Does your church take care of "their" community or "the" community?
I drive through a neighborhood that has a little park with a playground. They have a prominent sign warning that the park is for the residents' use only.
It's for their community, not the community.
I was having coffee with my Red Pill brother, Tony Lorenzen, and we talked about this in terms of churches. About how "community" can mean such different things. "Our community" has boundaries, it has gated access and the teeth of guard dogs.
The community is boundless.
Tony pointed out that the history of Unitarian Universalism is one of "The Community," not "Our Community." This isn't just fuzzy theoretical musings. It's why we got the buildings, the membership rolls, and the communion silver. (Even if it took a while to collect the latter.)
In 1818, the community of Dedham, Massachusetts called a liberal (what would soon to be known as “Unitarian”) minister to their church. The people who were the members of the Dedham Church wanted an orthodox minister so they said, “See ya,” and left with the valuables. A judge decided that the church was for the benefit of the community (parish), not just the church members, so the community had the right to the assets of the church.
I know, I know. A little detail in this is that the parish was paying a tax to support the church. So is that what we come down to, now? Only those paying members of a church should be served by it?

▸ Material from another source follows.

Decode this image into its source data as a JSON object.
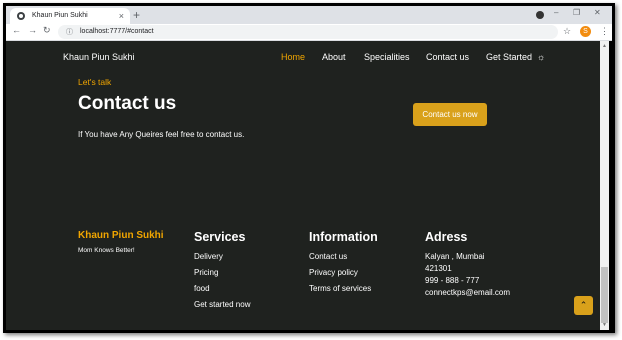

It's easy, today, to feel the need for "our community," for a safe place to seek sanctuary for a culture that often feels so foreign, with its emphasis on consumerism, celebrity, and, depending on where you live, fundamentalism.
But it's not enough for us to make a safe place for "our community." Our parish goes beyond our walls and we're called to make that entire parish more loving, more tolerant, more whole.
Those other folks out there ... they are residents in the Beloved Community, too.